Four Views



I don’t know why I have such a difficult time accepting this lesson – the act of slowing down.

Time and time again, I recognize the positive results when I adopt this contemplative approach. And yet, each time I walk out with my camera, I settle back into my “hurry-up-and-get-to-the-next-shot” habit.

But the “take-one-shot-and-move-on” photographic philosophy tends to be counter-productive. I constantly look ahead to what is around the next corner, fearful of what I might be missing, instead of concentrating on the opportunities right in front of me.

When I walked into this open-air atrium, between two buildings in downtown Columbus, I knew I wanted to capture its many faces. I had to fight against my desire to keep moving and consciously hold myself still, searching for everything the scene could give me.
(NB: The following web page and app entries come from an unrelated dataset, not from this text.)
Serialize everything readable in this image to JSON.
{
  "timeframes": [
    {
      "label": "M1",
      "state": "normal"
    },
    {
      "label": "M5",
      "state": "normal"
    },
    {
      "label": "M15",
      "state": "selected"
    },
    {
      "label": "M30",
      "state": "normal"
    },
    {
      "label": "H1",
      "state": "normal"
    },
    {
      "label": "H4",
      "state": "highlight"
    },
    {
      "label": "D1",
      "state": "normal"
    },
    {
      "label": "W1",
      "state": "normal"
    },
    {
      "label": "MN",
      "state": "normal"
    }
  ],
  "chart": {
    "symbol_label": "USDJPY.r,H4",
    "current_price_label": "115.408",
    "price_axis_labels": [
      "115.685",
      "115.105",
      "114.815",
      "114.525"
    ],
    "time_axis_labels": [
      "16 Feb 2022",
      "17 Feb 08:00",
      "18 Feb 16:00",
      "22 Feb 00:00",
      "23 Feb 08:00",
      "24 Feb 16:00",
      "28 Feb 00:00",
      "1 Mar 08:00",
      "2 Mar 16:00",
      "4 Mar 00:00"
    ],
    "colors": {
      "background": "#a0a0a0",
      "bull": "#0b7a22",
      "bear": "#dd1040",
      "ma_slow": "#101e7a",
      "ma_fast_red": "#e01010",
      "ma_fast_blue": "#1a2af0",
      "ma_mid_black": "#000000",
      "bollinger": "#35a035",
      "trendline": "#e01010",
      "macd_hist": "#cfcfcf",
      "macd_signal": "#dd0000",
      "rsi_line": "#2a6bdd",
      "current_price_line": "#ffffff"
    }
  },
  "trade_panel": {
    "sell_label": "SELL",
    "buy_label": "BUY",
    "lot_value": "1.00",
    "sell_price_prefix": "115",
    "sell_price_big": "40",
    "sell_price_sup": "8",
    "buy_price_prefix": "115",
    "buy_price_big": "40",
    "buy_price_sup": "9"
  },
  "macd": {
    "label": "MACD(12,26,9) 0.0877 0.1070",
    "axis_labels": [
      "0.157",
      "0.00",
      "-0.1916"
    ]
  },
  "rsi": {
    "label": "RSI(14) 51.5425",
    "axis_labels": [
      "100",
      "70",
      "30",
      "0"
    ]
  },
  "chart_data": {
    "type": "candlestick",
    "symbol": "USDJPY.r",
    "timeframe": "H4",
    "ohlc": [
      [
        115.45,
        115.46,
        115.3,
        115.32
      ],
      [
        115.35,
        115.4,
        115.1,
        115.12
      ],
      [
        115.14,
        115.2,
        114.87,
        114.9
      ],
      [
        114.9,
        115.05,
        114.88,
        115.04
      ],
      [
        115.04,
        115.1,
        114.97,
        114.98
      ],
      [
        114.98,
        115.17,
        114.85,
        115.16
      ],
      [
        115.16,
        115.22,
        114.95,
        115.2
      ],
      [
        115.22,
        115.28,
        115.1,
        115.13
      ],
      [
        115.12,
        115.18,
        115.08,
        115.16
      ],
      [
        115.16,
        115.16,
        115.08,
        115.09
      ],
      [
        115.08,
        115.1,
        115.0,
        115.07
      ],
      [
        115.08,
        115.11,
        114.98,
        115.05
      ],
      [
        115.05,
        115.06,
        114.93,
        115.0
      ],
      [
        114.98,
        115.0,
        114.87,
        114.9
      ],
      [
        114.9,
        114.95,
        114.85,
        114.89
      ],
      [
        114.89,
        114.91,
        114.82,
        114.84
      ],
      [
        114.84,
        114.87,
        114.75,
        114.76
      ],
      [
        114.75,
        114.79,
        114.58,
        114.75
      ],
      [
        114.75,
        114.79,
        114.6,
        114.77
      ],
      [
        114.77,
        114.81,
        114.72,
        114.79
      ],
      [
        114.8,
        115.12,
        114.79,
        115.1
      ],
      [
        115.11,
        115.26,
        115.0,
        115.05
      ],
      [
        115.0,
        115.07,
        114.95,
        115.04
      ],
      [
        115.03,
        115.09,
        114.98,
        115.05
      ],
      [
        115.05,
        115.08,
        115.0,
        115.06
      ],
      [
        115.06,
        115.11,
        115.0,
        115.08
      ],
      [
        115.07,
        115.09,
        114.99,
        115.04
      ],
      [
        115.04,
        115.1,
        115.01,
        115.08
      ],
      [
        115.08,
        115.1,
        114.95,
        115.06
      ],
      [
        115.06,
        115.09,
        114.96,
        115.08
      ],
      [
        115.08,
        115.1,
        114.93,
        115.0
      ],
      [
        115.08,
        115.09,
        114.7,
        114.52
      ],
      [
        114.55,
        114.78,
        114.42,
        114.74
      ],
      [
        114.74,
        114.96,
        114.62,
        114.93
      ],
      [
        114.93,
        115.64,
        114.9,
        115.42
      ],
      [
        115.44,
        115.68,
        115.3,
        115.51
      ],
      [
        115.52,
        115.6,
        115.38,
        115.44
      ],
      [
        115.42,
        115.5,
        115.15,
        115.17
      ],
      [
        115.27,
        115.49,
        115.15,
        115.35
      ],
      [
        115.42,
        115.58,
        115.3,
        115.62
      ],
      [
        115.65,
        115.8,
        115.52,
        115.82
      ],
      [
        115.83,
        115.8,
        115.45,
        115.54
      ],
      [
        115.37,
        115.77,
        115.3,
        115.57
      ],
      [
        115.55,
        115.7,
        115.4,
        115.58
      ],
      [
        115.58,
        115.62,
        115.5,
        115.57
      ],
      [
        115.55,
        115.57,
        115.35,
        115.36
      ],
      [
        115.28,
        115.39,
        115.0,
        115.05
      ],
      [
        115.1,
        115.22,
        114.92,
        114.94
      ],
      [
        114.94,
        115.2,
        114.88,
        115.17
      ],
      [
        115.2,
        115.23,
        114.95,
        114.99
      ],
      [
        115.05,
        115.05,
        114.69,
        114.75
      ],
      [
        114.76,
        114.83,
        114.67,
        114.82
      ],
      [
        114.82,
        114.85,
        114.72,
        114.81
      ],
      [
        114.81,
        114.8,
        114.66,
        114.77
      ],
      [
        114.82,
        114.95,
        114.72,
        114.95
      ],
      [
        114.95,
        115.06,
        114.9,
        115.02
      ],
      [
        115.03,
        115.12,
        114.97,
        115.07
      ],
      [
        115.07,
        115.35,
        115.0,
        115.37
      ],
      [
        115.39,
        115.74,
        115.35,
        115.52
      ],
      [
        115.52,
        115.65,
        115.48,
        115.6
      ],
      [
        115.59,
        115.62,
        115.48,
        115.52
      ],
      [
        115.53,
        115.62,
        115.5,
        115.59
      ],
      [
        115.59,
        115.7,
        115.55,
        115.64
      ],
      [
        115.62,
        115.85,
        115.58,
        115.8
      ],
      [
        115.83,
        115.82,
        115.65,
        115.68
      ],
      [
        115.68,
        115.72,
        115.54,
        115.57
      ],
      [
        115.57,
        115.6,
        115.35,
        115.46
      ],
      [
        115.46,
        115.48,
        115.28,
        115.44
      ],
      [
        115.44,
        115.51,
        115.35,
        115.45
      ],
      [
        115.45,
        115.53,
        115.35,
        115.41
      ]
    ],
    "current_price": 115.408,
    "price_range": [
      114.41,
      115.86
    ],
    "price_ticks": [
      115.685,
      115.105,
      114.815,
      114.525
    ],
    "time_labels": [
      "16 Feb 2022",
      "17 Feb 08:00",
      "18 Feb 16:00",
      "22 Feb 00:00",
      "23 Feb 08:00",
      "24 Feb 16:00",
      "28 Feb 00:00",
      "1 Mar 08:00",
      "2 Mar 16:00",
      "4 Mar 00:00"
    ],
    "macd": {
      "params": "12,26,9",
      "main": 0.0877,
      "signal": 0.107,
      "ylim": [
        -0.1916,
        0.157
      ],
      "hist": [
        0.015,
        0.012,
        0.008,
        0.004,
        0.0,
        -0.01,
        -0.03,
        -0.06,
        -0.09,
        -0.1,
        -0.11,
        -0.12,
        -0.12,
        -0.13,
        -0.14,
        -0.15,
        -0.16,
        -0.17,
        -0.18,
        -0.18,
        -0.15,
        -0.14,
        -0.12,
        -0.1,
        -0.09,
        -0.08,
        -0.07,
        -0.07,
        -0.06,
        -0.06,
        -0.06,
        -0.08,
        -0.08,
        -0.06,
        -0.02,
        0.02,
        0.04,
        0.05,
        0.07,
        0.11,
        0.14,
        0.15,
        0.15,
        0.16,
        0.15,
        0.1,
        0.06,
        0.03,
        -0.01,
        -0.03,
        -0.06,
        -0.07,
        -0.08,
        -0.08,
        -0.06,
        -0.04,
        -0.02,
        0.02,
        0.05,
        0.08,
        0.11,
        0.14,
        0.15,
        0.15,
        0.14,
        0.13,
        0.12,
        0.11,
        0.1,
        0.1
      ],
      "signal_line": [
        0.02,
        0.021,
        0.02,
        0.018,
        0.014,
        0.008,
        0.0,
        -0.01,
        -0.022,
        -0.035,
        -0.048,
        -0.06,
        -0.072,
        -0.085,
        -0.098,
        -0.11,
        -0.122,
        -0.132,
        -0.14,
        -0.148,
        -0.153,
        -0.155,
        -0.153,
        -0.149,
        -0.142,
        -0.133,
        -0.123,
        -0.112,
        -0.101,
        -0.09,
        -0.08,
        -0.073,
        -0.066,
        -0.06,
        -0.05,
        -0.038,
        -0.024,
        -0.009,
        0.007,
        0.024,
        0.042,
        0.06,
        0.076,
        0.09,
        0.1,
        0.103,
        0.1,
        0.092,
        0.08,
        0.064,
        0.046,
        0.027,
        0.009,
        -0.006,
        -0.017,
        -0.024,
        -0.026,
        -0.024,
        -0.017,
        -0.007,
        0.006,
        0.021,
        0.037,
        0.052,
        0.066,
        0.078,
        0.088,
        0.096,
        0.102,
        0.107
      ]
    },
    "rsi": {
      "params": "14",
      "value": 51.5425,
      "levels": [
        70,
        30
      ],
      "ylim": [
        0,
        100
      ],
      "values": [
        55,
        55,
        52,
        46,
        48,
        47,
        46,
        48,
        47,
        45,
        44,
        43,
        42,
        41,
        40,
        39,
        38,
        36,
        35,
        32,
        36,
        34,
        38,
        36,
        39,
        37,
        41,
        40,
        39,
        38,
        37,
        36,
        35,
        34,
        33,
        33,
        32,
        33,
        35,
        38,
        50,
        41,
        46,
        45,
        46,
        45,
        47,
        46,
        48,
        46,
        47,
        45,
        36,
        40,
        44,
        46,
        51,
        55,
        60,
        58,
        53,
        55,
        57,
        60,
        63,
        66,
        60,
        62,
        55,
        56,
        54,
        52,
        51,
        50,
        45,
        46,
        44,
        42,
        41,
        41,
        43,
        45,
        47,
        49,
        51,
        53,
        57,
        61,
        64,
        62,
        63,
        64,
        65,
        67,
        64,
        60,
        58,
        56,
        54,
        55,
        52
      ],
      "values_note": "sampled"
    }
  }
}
So here are four perspectives of a single spot – and another slowing-down lesson learned. One, I expect, I will continually struggle to master.






Posted on July 10, 2014, in Photography and tagged , , , , . Bookmark the permalink. 9 Comments.

  1. Now, that is a wonderful exercise, and your four excellent and very different shots show the benefits.

  2. Love these shots. What a great exercise, I should really do the same. Like you, I’m always worrying about what I might be missing.

  3. Great exercise, and it really paid off for you here, Brenda.
    Wonderful images!

  4. Good for you for trying to slow down! I have the same problem — I get too excited about a place and forget to stand still and just take it all in. These shots are great, really showing the different aspects of the atrium. My fave is the second one, with the wonderful diagonals! Hope to catch up with what you’ve been doing recently.

  5. There’s something about this slowing down for the viewer, too. As I got to the last shot, I noticed the columns on the left, and observed that these seem to be two different buildings from different eras connected by the overhead structure. When I scrolled back up for another look at the first photo, I saw that the columns were there, even more clearly, on the right side, but I hadn’t seen them at all. An interesting study in observation…both yours and mine!

  6. Wow! Such beauty in lines! I’m fascinated with the third one! This slowing down thing is hard for me too! After I snap the shutter a few times, upload them and look at them, I remember I was supposed to pause and breath and really look at the object before I photographed it! Wonder if this “slowing down” will ever become a habit!

  7. A great exercise, always good to be reminded to slow down!

  8. I’ve been trying to practice mindfulness, but I’m terrible at it! I’m always moving. We shall keep learning together? I love these shots.

  9. This is like a session of true confessions! I can understand that you might want to be around the corner and on to the next shot, but your portfolio also exhibits an exceptional combination of planning and patience. You are familiar with many of your subjects, having visited them on both good and bad days, and you make the best of them regardless of circumstances. Beyond that, you apply (and adapt) what you learn from previous experience to whatever comes next.

I greatly appreciate your comments!

Fill in your details below or click an icon to log in: Logo

You are commenting using your account. Log Out / Change )

Twitter picture

You are commenting using your Twitter account. Log Out / Change )

Facebook photo

You are commenting using your Facebook account. Log Out / Change )

Google+ photo

You are commenting using your Google+ account. Log Out / Change )

Connecting to %s

%d bloggers like this: